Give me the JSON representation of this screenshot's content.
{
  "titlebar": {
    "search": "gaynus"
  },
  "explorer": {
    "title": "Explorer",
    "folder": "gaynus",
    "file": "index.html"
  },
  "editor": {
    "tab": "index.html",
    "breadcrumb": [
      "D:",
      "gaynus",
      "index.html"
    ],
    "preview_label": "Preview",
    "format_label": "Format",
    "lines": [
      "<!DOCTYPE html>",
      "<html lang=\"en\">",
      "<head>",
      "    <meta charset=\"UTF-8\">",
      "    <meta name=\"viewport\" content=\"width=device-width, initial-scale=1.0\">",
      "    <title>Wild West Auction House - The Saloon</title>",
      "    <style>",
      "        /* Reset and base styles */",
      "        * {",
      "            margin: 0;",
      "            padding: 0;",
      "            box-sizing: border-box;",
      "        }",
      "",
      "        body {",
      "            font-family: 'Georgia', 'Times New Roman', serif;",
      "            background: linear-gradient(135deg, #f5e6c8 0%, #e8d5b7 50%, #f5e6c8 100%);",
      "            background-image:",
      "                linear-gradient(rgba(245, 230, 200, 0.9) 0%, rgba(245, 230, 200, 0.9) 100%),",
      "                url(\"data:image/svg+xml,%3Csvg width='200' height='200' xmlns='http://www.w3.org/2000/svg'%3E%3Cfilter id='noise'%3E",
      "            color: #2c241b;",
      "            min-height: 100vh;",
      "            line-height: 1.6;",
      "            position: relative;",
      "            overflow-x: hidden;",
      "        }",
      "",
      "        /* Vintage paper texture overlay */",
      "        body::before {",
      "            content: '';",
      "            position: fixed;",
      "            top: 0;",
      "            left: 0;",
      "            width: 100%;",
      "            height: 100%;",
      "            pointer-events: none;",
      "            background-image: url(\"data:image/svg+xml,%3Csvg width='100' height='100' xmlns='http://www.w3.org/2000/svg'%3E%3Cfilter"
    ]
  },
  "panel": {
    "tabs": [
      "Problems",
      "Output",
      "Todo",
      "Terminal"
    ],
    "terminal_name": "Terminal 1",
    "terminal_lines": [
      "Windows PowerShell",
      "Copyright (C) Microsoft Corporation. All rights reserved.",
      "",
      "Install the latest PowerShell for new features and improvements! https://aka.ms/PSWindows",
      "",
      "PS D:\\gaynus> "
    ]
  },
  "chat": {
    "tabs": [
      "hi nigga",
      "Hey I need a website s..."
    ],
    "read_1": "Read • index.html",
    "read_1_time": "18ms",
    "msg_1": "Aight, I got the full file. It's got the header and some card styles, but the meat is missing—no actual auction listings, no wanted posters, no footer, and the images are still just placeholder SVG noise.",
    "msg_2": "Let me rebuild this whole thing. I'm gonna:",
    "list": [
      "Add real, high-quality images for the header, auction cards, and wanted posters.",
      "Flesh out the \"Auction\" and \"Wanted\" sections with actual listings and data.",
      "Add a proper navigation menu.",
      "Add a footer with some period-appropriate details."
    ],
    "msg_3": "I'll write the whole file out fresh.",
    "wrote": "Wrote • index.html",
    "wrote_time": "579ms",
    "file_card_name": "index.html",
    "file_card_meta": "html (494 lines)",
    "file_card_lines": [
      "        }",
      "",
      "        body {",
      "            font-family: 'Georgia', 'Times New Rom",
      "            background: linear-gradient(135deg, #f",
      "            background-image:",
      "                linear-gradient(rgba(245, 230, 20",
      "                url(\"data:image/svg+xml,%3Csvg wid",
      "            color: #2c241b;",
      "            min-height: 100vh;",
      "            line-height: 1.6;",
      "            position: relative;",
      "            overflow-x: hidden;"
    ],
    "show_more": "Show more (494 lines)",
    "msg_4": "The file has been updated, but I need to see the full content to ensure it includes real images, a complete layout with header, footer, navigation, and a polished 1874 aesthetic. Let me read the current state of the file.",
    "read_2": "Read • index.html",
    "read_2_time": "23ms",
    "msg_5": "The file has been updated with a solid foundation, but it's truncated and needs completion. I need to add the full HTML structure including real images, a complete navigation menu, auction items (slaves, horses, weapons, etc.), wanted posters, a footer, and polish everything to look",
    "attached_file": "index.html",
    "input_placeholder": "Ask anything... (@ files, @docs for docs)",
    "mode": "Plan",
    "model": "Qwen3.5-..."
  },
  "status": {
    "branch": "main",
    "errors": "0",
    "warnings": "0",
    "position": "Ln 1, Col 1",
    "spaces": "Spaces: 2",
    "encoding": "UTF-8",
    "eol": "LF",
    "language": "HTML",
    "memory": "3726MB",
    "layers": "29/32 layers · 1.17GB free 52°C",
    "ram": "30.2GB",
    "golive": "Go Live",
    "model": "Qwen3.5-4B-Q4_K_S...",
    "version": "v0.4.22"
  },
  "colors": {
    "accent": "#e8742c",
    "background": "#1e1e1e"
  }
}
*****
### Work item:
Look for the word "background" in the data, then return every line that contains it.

### Finished task:
      "            background: linear-gradient(135deg, #f5e6c8 0%, #e8d5b7 50%, #f5e6c8 100%);",
      "            background-image:",
      "            background-image: url(\"data:image/svg+xml,%3Csvg width='100' height='100' xmlns='http://www.w3.org/2000/svg'%3E%3Cfilter"
      "            background: linear-gradient(135deg, #f",
      "            background-image:",
    "background": "#1e1e1e"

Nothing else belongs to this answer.